━━━ Available records ━━━
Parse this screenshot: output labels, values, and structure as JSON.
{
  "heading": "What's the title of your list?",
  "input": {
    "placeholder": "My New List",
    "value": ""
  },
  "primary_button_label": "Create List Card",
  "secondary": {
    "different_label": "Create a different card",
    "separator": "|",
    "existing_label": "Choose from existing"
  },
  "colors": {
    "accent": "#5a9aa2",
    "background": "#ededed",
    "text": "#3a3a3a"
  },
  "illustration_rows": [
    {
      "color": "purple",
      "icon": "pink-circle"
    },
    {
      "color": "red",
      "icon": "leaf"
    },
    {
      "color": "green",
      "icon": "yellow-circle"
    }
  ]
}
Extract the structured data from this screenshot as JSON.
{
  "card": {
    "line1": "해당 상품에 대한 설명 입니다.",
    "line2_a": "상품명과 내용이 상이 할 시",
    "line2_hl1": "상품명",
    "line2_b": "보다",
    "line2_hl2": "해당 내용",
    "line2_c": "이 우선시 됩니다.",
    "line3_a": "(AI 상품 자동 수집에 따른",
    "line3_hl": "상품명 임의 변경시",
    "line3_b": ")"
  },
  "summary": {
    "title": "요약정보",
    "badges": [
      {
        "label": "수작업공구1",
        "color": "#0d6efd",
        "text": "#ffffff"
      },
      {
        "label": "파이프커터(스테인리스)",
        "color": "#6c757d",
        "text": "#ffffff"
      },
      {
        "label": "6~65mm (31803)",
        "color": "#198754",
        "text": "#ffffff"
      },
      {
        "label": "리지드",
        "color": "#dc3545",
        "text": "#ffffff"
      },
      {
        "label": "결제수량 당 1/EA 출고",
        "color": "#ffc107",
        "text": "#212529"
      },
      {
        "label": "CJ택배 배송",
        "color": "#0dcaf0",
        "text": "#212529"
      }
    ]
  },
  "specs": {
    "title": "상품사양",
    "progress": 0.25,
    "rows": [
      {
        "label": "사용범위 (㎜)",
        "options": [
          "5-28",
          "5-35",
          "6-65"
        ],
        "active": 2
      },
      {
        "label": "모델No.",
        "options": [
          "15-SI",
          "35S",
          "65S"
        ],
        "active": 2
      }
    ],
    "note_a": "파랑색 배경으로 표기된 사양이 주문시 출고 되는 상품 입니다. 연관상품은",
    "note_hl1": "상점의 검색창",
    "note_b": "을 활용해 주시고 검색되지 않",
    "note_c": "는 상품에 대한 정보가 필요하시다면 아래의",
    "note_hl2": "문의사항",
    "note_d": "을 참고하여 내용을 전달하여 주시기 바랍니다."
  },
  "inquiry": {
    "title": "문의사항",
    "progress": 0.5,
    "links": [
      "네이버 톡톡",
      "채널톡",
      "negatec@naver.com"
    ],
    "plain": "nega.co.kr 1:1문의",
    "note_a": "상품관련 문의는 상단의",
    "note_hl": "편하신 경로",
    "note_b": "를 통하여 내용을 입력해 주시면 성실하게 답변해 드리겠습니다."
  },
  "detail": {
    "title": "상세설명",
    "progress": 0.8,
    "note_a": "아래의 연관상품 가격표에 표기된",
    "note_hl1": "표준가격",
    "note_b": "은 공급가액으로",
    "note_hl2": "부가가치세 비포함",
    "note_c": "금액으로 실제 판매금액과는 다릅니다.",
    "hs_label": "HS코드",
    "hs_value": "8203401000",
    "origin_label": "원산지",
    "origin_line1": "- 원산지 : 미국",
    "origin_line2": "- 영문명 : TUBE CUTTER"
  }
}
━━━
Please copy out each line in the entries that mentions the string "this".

Parse this screenshot: output labels, values, and structure as JSON.
Extract the structured data from this screenshot as JSON.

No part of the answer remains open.